● PROMPT: Each line of the material below needs to be returned exactly as written.

● ENTRIES SHOWN:
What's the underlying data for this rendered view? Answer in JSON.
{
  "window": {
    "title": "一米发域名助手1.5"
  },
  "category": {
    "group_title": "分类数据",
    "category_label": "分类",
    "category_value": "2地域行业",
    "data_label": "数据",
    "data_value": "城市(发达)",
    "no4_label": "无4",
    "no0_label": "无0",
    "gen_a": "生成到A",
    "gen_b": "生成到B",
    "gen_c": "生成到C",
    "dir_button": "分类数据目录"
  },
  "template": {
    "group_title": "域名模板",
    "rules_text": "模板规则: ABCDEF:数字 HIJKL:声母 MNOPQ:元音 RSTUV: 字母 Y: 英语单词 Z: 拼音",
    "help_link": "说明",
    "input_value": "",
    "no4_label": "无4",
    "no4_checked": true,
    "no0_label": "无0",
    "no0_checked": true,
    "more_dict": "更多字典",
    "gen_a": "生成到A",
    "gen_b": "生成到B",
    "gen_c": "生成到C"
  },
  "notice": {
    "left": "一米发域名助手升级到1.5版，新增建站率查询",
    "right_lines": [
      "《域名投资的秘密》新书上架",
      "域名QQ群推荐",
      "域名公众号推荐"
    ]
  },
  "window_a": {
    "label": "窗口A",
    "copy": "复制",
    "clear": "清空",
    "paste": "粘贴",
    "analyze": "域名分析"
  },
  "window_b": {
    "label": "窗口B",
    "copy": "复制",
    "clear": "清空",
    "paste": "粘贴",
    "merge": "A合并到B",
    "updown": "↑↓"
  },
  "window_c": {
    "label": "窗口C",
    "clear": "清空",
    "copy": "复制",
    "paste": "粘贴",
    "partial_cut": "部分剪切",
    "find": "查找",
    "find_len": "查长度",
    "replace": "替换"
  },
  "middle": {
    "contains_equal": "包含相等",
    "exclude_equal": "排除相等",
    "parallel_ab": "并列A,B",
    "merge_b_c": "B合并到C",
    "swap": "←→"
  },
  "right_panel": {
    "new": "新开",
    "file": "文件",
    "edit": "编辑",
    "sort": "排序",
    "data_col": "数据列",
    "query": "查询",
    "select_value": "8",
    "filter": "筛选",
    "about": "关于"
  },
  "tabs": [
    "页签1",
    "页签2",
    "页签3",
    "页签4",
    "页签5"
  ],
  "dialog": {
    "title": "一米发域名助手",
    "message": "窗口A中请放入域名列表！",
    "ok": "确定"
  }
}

● YOUR RESPONSE:
What's the underlying data for this rendered view? Answer in JSON.
{
  "window": {
    "title": "一米发域名助手1.5"
  },
  "category": {
    "group_title": "分类数据",
    "category_label": "分类",
    "category_value": "2地域行业",
    "data_label": "数据",
    "data_value": "城市(发达)",
    "no4_label": "无4",
    "no0_label": "无0",
    "gen_a": "生成到A",
    "gen_b": "生成到B",
    "gen_c": "生成到C",
    "dir_button": "分类数据目录"
  },
  "template": {
    "group_title": "域名模板",
    "rules_text": "模板规则: ABCDEF:数字 HIJKL:声母 MNOPQ:元音 RSTUV: 字母 Y: 英语单词 Z: 拼音",
    "help_link": "说明",
    "input_value": "",
    "no4_label": "无4",
    "no4_checked": true,
    "no0_label": "无0",
    "no0_checked": true,
    "more_dict": "更多字典",
    "gen_a": "生成到A",
    "gen_b": "生成到B",
    "gen_c": "生成到C"
  },
  "notice": {
    "left": "一米发域名助手升级到1.5版，新增建站率查询",
    "right_lines": [
      "《域名投资的秘密》新书上架",
      "域名QQ群推荐",
      "域名公众号推荐"
    ]
  },
  "window_a": {
    "label": "窗口A",
    "copy": "复制",
    "clear": "清空",
    "paste": "粘贴",
    "analyze": "域名分析"
  },
  "window_b": {
    "label": "窗口B",
    "copy": "复制",
    "clear": "清空",
    "paste": "粘贴",
    "merge": "A合并到B",
    "updown": "↑↓"
  },
  "window_c": {
    "label": "窗口C",
    "clear": "清空",
    "copy": "复制",
    "paste": "粘贴",
    "partial_cut": "部分剪切",
    "find": "查找",
    "find_len": "查长度",
    "replace": "替换"
  },
  "middle": {
    "contains_equal": "包含相等",
    "exclude_equal": "排除相等",
    "parallel_ab": "并列A,B",
    "merge_b_c": "B合并到C",
    "swap": "←→"
  },
  "right_panel": {
    "new": "新开",
    "file": "文件",
    "edit": "编辑",
    "sort": "排序",
    "data_col": "数据列",
    "query": "查询",
    "select_value": "8",
    "filter": "筛选",
    "about": "关于"
  },
  "tabs": [
    "页签1",
    "页签2",
    "页签3",
    "页签4",
    "页签5"
  ],
  "dialog": {
    "title": "一米发域名助手",
    "message": "窗口A中请放入域名列表！",
    "ok": "确定"
  }
}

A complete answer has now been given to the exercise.